* _Dataset rows for apps and sites_:
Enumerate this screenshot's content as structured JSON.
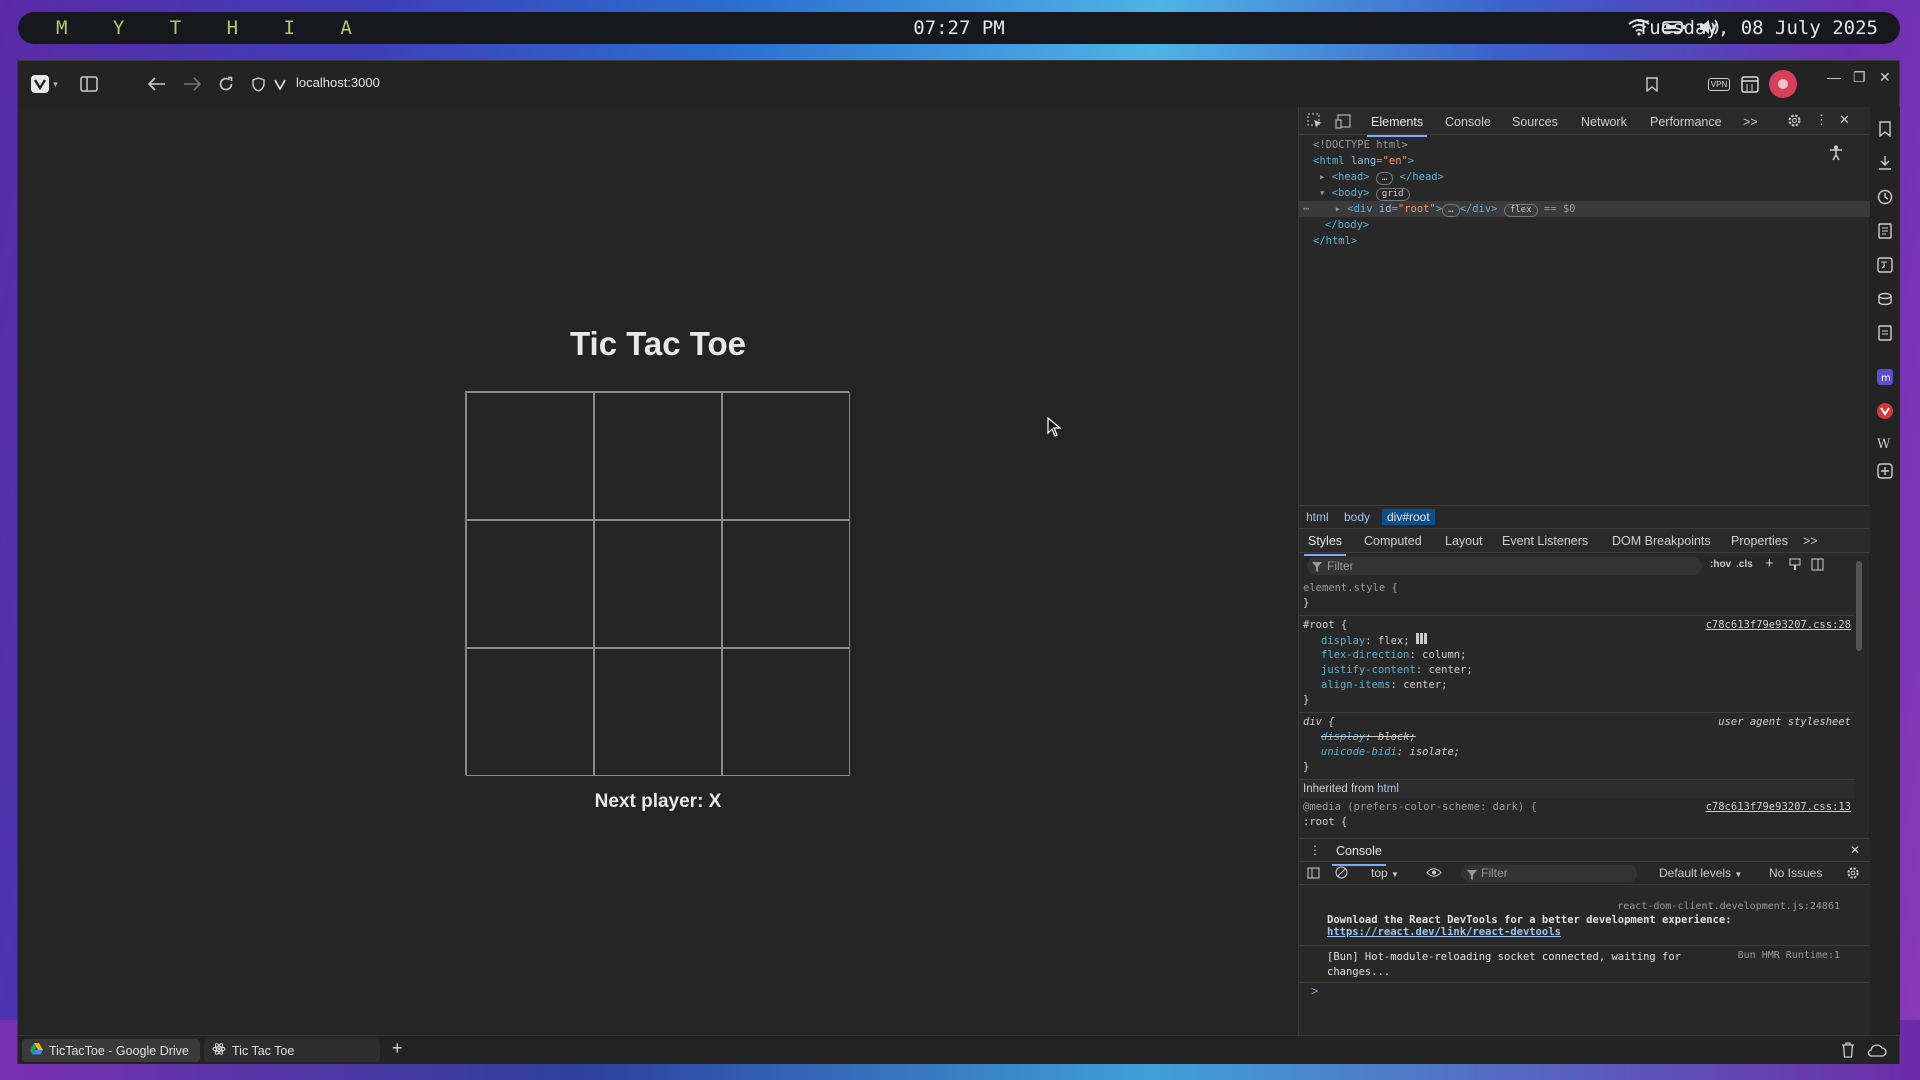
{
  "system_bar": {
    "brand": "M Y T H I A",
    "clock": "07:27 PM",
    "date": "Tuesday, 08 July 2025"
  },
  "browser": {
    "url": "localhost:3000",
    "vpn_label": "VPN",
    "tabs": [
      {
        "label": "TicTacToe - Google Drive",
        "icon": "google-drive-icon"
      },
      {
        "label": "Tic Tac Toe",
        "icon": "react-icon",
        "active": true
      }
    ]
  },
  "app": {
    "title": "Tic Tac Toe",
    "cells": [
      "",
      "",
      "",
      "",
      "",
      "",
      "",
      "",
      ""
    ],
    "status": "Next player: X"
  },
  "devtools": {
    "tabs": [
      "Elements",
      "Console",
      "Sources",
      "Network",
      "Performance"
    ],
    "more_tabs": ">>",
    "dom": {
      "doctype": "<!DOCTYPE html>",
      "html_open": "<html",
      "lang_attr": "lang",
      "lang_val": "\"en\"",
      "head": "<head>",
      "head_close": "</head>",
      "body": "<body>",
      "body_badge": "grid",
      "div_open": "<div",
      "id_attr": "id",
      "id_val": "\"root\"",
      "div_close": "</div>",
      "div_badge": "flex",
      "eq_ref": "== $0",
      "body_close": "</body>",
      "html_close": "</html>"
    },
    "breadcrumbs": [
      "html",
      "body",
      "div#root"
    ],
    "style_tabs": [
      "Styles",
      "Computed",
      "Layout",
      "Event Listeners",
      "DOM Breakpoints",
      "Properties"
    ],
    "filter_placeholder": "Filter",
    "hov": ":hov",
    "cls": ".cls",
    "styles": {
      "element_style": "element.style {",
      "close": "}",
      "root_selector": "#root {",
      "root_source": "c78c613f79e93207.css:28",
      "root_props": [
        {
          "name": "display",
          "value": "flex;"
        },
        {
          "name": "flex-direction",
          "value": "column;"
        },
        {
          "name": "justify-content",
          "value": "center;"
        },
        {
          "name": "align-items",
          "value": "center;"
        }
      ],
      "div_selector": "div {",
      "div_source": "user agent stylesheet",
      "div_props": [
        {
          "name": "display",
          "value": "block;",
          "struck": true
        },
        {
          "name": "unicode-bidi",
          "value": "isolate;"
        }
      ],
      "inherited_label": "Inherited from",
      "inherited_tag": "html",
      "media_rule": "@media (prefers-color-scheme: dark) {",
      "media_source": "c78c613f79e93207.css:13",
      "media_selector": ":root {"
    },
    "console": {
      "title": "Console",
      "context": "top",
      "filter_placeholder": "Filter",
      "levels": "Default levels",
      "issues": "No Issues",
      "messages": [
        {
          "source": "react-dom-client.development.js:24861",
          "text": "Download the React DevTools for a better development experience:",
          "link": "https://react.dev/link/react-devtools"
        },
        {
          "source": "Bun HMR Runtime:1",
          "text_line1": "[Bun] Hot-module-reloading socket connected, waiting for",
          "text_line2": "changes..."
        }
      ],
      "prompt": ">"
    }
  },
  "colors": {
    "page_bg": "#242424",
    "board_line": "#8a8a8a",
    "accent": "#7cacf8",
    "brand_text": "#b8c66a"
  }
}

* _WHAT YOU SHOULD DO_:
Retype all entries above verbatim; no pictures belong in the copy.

* _FINAL ANSWER_:
Enumerate this screenshot's content as structured JSON.
{
  "system_bar": {
    "brand": "M Y T H I A",
    "clock": "07:27 PM",
    "date": "Tuesday, 08 July 2025"
  },
  "browser": {
    "url": "localhost:3000",
    "vpn_label": "VPN",
    "tabs": [
      {
        "label": "TicTacToe - Google Drive",
        "icon": "google-drive-icon"
      },
      {
        "label": "Tic Tac Toe",
        "icon": "react-icon",
        "active": true
      }
    ]
  },
  "app": {
    "title": "Tic Tac Toe",
    "cells": [
      "",
      "",
      "",
      "",
      "",
      "",
      "",
      "",
      ""
    ],
    "status": "Next player: X"
  },
  "devtools": {
    "tabs": [
      "Elements",
      "Console",
      "Sources",
      "Network",
      "Performance"
    ],
    "more_tabs": ">>",
    "dom": {
      "doctype": "<!DOCTYPE html>",
      "html_open": "<html",
      "lang_attr": "lang",
      "lang_val": "\"en\"",
      "head": "<head>",
      "head_close": "</head>",
      "body": "<body>",
      "body_badge": "grid",
      "div_open": "<div",
      "id_attr": "id",
      "id_val": "\"root\"",
      "div_close": "</div>",
      "div_badge": "flex",
      "eq_ref": "== $0",
      "body_close": "</body>",
      "html_close": "</html>"
    },
    "breadcrumbs": [
      "html",
      "body",
      "div#root"
    ],
    "style_tabs": [
      "Styles",
      "Computed",
      "Layout",
      "Event Listeners",
      "DOM Breakpoints",
      "Properties"
    ],
    "filter_placeholder": "Filter",
    "hov": ":hov",
    "cls": ".cls",
    "styles": {
      "element_style": "element.style {",
      "close": "}",
      "root_selector": "#root {",
      "root_source": "c78c613f79e93207.css:28",
      "root_props": [
        {
          "name": "display",
          "value": "flex;"
        },
        {
          "name": "flex-direction",
          "value": "column;"
        },
        {
          "name": "justify-content",
          "value": "center;"
        },
        {
          "name": "align-items",
          "value": "center;"
        }
      ],
      "div_selector": "div {",
      "div_source": "user agent stylesheet",
      "div_props": [
        {
          "name": "display",
          "value": "block;",
          "struck": true
        },
        {
          "name": "unicode-bidi",
          "value": "isolate;"
        }
      ],
      "inherited_label": "Inherited from",
      "inherited_tag": "html",
      "media_rule": "@media (prefers-color-scheme: dark) {",
      "media_source": "c78c613f79e93207.css:13",
      "media_selector": ":root {"
    },
    "console": {
      "title": "Console",
      "context": "top",
      "filter_placeholder": "Filter",
      "levels": "Default levels",
      "issues": "No Issues",
      "messages": [
        {
          "source": "react-dom-client.development.js:24861",
          "text": "Download the React DevTools for a better development experience:",
          "link": "https://react.dev/link/react-devtools"
        },
        {
          "source": "Bun HMR Runtime:1",
          "text_line1": "[Bun] Hot-module-reloading socket connected, waiting for",
          "text_line2": "changes..."
        }
      ],
      "prompt": ">"
    }
  },
  "colors": {
    "page_bg": "#242424",
    "board_line": "#8a8a8a",
    "accent": "#7cacf8",
    "brand_text": "#b8c66a"
  }
}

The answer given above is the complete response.